66 men from Australia received the Victoria Cross, Britain’s highest award for gallantry, during the First World War. As part of the Centenary Commemorations the people of the United Kingdom marked their gratitude to those courageous men by presenting a bronze memorial plaque to their home country engraved with their names. The plaque is now displayed at the Australian War Memorial. This archive tells their stories.
Name: Clifford William King Sadlier
DOB: 11 June 1892
Place of Birth: Melbourne, Australia
Date of Action: 24 to 25 April 1918
Place of Action: Villers-Bretonneux, France
Regiment: 51st Battalion, Australian Imperial Force
Clifford Sadlier was born in Melbourne, Australia, on 11 June 1892. He was working as a commercial traveller when he enlisted as a private in May 1915, and saw service in Egypt with the medical corps, and then later on the Western Front. He was commissioned in 1917, and was promoted to lieutenant in April 1918.
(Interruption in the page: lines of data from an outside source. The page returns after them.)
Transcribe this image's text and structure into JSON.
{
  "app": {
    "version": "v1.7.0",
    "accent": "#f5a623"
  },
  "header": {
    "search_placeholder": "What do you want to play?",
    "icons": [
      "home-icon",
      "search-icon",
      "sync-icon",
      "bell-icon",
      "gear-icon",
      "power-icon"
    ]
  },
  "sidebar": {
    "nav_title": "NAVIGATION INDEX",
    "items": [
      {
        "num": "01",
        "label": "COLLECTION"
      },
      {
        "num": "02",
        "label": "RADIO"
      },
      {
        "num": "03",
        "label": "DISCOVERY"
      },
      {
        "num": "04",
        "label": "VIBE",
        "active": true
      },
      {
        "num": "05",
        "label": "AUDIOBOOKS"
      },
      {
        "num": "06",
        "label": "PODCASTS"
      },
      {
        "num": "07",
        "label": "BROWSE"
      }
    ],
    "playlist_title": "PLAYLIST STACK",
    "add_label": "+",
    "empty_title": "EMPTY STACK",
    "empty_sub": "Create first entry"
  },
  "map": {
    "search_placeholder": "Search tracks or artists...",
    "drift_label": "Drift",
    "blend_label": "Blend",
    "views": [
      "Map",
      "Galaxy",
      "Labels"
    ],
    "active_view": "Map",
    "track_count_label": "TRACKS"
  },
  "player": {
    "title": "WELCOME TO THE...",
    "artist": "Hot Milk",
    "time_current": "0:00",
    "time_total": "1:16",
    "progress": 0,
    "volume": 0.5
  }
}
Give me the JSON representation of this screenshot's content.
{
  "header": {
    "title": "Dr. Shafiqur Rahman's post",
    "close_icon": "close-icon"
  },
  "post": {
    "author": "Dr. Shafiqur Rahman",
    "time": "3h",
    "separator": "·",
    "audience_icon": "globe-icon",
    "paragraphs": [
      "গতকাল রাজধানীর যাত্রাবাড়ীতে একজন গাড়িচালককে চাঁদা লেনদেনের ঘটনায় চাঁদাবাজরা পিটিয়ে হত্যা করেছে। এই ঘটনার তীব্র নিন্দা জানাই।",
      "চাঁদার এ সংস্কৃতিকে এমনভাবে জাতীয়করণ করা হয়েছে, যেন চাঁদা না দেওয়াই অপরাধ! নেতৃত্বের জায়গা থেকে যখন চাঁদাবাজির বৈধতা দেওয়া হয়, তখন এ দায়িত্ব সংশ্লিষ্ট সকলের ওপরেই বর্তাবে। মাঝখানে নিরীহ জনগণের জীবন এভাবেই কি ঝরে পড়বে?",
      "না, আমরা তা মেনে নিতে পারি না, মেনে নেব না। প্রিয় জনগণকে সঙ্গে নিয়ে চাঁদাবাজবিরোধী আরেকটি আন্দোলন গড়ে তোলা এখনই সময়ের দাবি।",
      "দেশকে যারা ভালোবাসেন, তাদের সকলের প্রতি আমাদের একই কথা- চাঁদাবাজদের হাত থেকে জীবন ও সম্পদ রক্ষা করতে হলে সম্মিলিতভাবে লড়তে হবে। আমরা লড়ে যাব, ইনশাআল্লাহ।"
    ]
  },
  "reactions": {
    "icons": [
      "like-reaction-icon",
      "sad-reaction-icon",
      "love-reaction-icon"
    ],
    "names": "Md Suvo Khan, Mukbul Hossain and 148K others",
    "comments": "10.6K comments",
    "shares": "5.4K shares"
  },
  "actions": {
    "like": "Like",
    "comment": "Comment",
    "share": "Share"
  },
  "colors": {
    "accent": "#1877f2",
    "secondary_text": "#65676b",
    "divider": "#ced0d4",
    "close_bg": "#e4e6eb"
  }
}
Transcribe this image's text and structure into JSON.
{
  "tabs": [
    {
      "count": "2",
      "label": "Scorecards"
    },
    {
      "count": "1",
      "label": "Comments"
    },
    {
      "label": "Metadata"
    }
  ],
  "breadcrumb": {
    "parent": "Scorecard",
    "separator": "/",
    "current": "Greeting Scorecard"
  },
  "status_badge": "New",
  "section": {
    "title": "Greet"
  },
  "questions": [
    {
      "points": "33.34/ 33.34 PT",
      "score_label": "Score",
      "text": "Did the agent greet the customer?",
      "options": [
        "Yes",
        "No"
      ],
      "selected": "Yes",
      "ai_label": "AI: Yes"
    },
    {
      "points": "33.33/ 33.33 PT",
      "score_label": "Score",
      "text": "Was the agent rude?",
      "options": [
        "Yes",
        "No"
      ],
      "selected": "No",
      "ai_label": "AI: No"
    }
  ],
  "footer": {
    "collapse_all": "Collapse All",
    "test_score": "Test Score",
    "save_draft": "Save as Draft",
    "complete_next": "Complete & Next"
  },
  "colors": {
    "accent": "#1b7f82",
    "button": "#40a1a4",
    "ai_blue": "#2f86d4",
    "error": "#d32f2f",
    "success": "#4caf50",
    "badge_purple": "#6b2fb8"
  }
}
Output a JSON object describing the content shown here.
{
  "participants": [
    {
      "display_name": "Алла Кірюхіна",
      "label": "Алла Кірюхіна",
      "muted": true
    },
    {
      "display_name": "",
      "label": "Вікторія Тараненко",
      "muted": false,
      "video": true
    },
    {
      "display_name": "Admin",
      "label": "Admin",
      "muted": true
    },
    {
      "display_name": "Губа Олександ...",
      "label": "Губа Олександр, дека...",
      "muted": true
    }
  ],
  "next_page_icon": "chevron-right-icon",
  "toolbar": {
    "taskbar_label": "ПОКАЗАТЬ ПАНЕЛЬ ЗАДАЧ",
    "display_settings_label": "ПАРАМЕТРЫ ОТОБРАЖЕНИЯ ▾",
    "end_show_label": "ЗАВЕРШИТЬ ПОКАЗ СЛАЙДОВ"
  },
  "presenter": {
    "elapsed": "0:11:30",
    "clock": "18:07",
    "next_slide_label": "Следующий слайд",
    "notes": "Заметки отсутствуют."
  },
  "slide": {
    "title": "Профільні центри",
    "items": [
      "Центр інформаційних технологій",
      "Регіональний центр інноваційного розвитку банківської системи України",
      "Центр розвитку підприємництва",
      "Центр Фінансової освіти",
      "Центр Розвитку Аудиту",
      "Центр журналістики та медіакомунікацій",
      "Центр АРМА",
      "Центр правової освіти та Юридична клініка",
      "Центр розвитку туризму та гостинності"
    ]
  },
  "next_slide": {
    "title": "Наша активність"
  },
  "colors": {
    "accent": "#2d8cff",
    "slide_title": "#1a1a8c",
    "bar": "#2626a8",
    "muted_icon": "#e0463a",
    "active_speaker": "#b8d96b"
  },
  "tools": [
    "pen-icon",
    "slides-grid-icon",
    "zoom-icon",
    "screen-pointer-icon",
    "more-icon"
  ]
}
Lieutenant Sadlier was with the 51st Battalion when he was awarded the Victoria Cross for conspicuous bravery on 24 to 25 April 1918 during the Second Battle of Villers-Bretonneux in France. His citation explains:
Lt. Sadlier’s platoon had to advance through a wood where a strong enemy machine-gun post caused casualties and prevented the platoon from advancing. Although himself wounded, he at once collected his bombing section and succeeded in killing the crews and capturing two of the guns. By this time Lt. Sadlier’s party were all casualties, and he alone attacked a third enemy machine gun with his revolver ,killing the crew of four and taking the gun. In doing so, he was again wounded. The very gallant conduct of this officer was the means of clearing the flank, and allowing the battalion to move forward ,thereby saving a most critical situation. His coolness and utter disregard of danger inspired all.
Sadlier was later invalided back to Australia and settled in Brusselton, Western Australia. For some years he was State Secretary of the Returned and Services League. He died in 1964.
Published: 20 June 2016